WORK TO COMPLETE = In the listing below, find every line containing "Save" and copy it out.

DATA IN THIS EXERCISE section start

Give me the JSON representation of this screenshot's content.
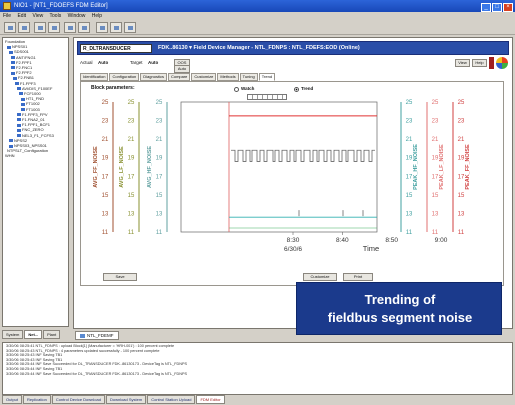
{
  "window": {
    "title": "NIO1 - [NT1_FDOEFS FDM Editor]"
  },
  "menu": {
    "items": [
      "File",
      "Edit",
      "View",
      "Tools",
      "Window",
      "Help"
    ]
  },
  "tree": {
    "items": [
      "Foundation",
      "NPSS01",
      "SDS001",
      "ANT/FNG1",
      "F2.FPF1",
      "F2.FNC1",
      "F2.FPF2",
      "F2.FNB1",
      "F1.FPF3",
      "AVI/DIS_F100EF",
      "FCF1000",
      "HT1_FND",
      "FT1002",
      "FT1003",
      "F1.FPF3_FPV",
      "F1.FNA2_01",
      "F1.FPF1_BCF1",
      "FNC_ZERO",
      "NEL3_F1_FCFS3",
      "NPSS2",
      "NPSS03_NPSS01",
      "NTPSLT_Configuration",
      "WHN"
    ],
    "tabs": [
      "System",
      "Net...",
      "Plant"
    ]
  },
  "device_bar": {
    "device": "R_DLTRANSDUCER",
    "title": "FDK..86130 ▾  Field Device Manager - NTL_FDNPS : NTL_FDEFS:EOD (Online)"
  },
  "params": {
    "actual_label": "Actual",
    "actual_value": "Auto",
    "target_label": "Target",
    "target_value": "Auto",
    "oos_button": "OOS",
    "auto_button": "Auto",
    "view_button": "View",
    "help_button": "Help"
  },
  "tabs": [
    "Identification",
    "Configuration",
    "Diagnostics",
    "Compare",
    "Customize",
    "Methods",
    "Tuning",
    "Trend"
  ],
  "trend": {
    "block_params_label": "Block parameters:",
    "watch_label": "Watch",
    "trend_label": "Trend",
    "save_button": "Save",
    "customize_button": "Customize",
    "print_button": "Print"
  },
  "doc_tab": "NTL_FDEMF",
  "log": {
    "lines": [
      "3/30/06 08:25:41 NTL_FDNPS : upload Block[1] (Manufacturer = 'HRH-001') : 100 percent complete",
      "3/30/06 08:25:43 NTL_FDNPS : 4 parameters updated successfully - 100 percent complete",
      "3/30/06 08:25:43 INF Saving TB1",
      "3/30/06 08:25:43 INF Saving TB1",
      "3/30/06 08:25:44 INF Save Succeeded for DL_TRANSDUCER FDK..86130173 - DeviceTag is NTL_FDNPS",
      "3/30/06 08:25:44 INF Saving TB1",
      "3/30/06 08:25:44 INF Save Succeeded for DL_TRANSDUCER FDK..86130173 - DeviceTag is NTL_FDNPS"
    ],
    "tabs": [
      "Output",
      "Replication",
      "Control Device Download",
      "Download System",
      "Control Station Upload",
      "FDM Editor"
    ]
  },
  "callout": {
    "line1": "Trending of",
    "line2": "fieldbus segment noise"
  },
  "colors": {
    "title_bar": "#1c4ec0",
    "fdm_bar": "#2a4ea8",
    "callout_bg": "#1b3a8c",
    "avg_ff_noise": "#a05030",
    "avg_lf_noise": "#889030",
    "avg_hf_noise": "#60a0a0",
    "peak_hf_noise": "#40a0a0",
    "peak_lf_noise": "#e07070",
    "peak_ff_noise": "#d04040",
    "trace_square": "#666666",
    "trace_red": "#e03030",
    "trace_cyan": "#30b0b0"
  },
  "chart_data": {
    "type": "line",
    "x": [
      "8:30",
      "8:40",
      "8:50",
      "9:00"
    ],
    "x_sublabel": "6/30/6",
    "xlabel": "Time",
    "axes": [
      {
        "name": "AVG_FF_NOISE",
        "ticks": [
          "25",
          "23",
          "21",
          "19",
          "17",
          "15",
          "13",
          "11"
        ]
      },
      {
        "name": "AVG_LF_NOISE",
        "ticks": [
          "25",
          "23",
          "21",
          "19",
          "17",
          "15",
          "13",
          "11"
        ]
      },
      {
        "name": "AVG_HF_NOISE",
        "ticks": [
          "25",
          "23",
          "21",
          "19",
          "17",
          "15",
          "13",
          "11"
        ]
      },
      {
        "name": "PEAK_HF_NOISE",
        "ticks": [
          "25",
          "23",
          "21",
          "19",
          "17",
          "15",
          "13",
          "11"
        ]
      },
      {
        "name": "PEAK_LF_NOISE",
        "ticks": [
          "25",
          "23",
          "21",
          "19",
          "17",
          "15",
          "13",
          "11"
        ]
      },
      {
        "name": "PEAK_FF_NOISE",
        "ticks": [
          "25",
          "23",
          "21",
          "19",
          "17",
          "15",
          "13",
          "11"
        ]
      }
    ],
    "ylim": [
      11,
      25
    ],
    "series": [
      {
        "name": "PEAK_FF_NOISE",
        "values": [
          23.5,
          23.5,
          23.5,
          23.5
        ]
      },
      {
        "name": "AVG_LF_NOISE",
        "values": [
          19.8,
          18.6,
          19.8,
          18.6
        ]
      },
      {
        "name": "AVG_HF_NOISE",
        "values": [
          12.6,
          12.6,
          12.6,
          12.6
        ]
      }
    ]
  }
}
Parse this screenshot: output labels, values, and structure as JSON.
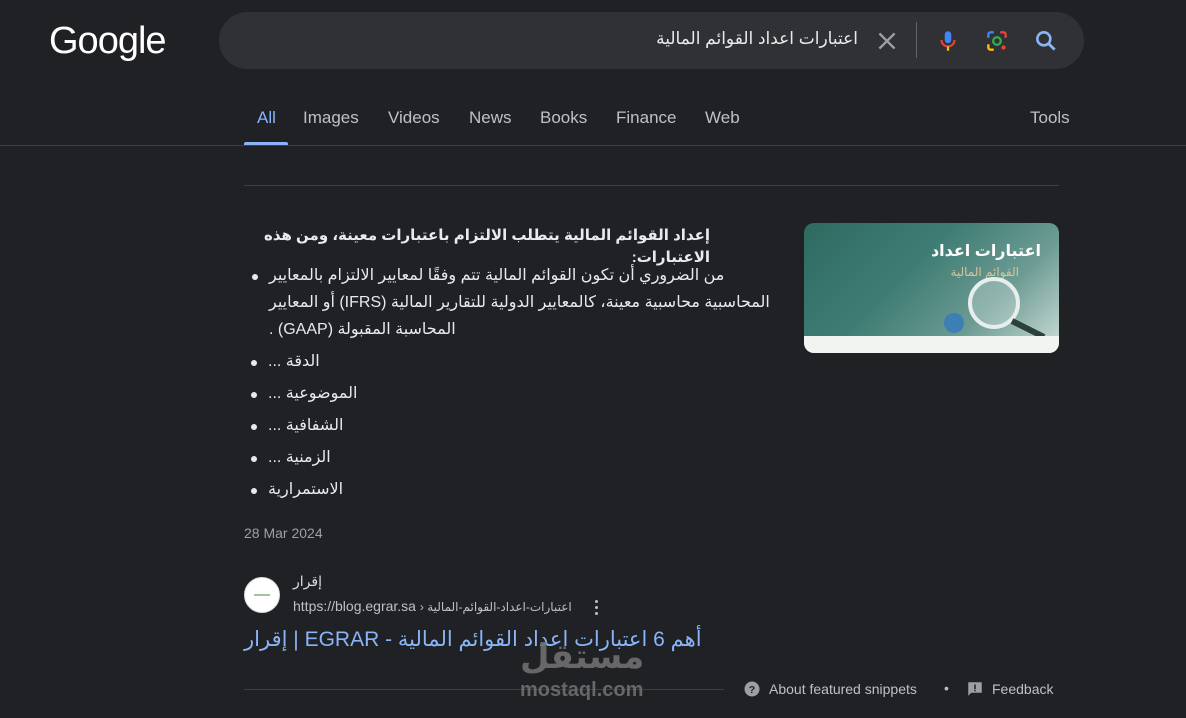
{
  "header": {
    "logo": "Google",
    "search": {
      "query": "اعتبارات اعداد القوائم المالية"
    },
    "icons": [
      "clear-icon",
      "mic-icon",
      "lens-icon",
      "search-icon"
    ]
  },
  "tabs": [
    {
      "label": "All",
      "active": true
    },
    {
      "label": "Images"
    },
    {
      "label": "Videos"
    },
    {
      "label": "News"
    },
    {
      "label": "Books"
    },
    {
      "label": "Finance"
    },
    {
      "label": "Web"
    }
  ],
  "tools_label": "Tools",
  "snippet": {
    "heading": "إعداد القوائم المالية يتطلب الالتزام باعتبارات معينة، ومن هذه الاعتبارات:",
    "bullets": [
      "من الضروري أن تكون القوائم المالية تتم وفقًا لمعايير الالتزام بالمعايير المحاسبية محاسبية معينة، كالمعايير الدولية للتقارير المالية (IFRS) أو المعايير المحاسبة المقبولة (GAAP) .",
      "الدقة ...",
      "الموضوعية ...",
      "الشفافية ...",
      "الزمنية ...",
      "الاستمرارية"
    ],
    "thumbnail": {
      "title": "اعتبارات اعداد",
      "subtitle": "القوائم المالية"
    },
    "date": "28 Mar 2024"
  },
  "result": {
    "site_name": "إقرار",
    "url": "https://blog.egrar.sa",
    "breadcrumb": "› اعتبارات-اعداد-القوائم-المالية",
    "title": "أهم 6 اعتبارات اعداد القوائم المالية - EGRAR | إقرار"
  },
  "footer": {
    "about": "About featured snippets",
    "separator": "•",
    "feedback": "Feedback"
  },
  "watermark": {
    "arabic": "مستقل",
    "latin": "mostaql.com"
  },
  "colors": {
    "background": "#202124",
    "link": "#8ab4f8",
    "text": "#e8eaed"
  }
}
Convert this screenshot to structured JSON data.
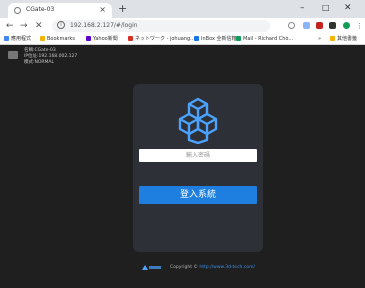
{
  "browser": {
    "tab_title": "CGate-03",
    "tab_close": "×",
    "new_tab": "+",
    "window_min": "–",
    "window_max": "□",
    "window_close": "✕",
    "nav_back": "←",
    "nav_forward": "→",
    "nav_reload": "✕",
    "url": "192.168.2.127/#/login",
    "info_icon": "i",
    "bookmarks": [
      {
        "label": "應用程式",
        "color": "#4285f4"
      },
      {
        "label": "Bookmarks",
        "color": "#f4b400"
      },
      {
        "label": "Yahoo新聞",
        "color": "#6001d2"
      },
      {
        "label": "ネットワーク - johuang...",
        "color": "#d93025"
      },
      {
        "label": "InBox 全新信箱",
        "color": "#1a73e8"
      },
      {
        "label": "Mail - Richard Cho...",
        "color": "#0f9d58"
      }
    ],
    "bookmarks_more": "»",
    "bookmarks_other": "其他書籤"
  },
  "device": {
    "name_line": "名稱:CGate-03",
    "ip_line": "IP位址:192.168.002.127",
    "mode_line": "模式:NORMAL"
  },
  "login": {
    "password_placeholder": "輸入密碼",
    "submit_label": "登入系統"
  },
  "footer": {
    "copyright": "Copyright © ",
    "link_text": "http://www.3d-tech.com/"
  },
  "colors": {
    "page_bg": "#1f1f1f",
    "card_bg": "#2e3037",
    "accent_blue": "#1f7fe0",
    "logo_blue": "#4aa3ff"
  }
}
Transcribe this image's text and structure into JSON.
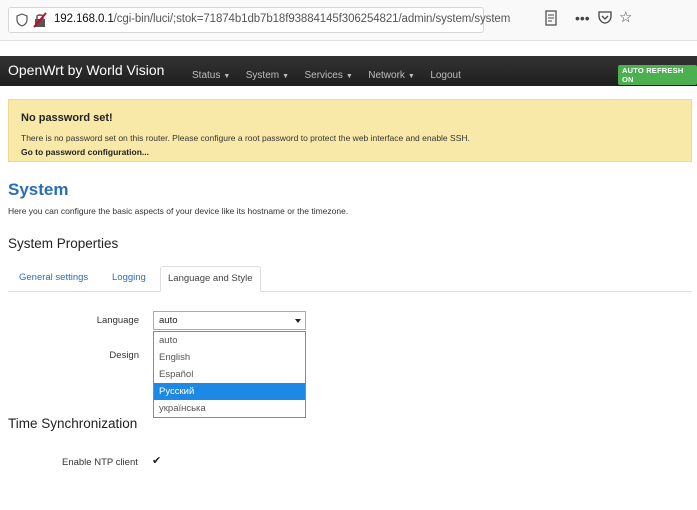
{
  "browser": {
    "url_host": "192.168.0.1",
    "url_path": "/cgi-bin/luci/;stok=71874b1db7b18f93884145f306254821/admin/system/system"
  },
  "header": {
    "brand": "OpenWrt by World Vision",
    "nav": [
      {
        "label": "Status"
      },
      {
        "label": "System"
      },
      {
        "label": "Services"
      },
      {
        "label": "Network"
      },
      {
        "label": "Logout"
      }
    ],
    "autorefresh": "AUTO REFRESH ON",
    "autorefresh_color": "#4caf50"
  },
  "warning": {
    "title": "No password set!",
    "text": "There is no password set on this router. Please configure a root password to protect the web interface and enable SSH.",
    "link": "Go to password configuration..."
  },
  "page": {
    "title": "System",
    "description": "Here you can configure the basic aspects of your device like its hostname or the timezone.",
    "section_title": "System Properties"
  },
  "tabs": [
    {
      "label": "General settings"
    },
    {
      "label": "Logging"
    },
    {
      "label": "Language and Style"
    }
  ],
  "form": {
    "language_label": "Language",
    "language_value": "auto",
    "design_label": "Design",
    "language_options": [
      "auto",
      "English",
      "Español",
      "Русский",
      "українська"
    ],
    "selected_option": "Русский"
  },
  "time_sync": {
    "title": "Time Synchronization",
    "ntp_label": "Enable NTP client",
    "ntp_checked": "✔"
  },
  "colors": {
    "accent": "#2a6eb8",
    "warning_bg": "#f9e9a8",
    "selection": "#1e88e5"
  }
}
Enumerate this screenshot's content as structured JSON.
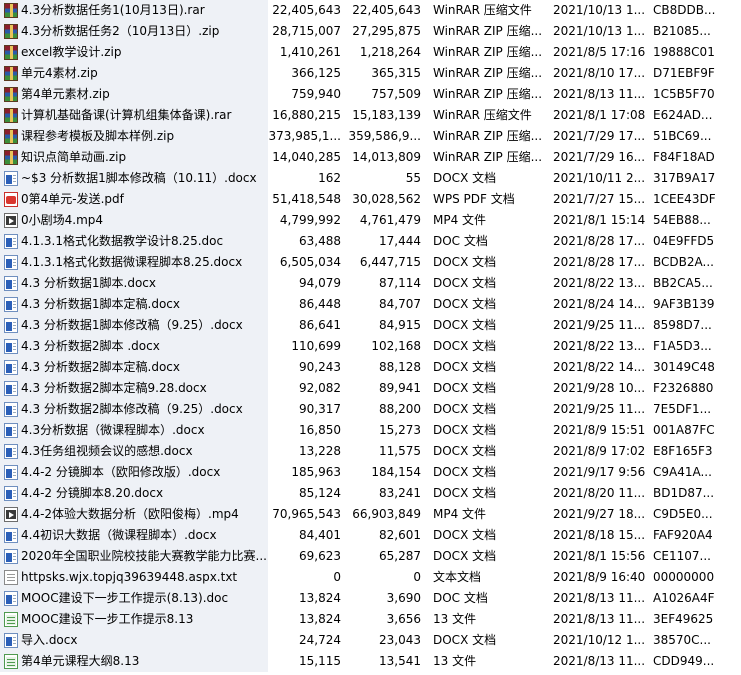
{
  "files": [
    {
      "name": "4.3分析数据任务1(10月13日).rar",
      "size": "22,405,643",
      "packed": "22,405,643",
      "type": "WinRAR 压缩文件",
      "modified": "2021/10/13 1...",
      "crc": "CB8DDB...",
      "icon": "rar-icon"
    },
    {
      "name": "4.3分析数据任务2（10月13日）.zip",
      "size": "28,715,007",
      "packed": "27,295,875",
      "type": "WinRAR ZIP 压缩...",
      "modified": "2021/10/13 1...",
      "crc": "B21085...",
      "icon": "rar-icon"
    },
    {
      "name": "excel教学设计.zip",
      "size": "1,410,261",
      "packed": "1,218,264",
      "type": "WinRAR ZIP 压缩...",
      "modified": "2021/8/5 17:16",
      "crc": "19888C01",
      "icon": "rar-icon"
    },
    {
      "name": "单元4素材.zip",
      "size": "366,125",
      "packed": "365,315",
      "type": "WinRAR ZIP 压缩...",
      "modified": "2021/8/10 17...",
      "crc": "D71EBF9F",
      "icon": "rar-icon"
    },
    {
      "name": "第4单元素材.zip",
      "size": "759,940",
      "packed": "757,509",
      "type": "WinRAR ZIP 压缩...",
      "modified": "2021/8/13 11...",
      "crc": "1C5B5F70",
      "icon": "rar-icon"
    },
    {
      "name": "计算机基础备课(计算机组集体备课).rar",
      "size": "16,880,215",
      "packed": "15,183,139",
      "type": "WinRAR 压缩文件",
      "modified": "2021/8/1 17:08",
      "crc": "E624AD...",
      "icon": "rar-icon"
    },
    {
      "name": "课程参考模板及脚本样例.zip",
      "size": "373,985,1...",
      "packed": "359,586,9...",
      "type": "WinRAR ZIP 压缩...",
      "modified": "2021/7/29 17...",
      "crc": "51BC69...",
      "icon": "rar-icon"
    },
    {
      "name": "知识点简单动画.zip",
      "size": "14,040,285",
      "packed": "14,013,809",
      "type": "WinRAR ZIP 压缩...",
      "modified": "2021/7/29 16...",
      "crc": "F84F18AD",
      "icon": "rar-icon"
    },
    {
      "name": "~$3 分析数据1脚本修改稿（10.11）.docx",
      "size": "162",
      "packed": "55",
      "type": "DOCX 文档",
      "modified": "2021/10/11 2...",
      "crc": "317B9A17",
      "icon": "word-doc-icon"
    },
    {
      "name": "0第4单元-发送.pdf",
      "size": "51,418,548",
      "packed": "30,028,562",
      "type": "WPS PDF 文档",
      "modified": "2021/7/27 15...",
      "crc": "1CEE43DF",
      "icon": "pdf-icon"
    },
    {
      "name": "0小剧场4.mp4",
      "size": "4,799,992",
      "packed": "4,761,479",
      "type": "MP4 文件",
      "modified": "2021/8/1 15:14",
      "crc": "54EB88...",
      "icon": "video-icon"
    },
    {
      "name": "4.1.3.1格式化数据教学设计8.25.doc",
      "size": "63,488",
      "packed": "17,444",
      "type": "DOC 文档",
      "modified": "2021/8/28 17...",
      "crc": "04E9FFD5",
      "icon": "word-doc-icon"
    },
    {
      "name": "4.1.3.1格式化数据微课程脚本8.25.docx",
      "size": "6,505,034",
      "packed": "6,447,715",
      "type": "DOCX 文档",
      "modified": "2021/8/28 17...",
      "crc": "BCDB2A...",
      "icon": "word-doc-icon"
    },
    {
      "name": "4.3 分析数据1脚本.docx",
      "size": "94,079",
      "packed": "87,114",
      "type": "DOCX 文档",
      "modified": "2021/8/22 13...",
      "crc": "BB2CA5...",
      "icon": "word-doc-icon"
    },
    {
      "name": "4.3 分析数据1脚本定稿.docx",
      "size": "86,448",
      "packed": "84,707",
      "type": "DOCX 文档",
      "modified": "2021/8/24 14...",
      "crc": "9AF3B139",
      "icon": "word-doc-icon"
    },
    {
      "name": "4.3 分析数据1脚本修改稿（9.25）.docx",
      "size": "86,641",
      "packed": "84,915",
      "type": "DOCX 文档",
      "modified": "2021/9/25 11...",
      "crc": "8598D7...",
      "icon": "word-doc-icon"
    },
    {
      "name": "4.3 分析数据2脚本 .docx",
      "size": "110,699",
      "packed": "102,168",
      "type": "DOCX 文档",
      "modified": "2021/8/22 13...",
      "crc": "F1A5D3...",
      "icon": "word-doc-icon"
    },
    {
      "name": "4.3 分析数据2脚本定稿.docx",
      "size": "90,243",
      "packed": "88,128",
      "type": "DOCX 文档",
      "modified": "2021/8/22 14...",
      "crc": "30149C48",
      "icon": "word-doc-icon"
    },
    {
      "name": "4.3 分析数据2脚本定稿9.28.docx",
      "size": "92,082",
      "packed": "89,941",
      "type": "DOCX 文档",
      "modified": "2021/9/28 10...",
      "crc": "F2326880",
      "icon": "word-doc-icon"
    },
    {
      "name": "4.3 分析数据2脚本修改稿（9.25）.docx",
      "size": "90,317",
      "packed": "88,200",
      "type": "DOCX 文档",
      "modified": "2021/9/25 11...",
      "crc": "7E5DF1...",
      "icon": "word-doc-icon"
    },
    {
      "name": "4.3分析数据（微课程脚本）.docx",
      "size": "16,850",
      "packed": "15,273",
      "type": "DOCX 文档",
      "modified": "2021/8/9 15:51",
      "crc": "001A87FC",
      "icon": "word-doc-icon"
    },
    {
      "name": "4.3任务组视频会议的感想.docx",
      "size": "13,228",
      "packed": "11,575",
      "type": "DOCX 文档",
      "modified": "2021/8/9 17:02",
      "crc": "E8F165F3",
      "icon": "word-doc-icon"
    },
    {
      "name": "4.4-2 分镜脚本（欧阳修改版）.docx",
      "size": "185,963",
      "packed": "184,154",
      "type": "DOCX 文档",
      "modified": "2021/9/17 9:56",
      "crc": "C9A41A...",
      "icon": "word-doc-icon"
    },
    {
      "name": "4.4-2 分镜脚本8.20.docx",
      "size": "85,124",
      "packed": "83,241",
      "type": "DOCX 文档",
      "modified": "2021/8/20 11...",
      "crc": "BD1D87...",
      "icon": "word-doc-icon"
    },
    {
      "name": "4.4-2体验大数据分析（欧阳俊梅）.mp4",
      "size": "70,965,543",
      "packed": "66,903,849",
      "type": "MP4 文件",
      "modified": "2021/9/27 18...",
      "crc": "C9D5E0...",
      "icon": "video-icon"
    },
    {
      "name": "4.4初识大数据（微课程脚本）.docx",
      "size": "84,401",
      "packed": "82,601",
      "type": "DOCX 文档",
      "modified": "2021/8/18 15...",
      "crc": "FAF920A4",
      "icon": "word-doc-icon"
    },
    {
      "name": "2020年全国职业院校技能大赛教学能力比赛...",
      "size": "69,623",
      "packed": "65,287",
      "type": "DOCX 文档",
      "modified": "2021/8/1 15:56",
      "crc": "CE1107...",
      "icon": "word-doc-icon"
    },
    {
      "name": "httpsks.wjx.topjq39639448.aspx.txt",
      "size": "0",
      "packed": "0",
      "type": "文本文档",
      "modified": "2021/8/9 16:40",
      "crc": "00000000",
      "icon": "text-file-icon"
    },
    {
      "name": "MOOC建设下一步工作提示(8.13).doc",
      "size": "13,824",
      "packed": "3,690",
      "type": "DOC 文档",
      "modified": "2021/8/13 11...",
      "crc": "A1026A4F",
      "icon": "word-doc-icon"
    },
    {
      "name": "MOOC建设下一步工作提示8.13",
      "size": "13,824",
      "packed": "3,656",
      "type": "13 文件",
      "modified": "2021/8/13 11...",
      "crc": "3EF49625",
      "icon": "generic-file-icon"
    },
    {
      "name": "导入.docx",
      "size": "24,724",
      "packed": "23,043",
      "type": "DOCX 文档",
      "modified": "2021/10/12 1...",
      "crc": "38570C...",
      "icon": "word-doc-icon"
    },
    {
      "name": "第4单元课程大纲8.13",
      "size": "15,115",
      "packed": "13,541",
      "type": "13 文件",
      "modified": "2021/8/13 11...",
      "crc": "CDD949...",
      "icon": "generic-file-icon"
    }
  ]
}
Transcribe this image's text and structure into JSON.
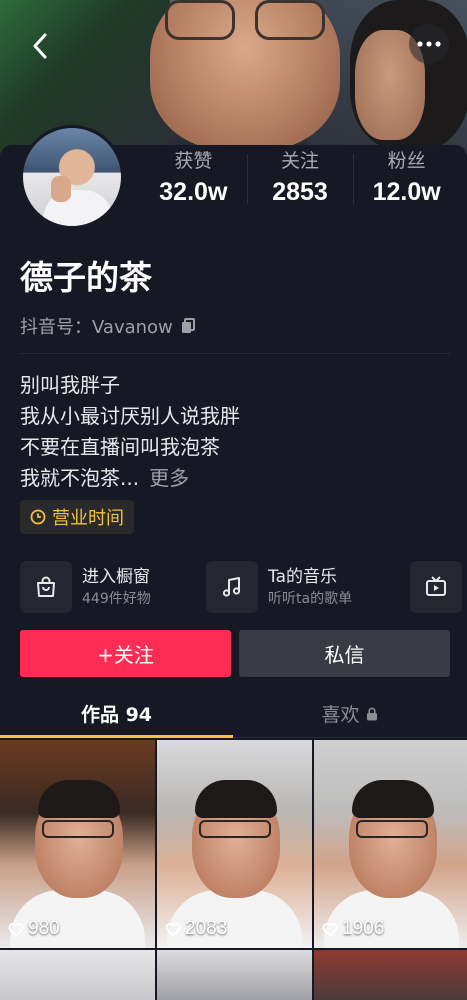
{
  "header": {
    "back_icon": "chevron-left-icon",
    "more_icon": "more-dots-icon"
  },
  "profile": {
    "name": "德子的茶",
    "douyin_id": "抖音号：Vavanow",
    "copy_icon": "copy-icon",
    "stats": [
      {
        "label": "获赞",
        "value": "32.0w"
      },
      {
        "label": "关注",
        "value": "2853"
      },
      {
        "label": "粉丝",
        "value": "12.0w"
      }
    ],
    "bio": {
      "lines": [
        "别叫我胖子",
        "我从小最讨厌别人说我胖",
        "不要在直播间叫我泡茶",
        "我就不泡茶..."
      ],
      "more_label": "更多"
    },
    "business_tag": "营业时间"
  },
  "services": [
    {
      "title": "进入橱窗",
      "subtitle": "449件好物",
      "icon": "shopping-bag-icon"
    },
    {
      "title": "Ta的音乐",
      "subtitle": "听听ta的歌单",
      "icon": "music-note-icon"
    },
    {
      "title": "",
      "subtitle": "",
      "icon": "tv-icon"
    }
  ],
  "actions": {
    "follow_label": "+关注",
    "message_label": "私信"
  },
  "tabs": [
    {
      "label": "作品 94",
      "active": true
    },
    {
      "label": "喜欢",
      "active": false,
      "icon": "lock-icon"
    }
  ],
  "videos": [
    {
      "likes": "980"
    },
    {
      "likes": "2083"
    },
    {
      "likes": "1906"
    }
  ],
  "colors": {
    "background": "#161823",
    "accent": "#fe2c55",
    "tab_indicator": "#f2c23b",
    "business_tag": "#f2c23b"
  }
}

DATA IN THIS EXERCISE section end

RESULT BELOW =
    "save_button": "Save",
      "3/30/06 08:25:44 INF Save Succeeded for DL_TRANSDUCER FDK..86130173 - DeviceTag is NTL_FDNPS",
      "3/30/06 08:25:44 INF Save Succeeded for DL_TRANSDUCER FDK..86130173 - DeviceTag is NTL_FDNPS"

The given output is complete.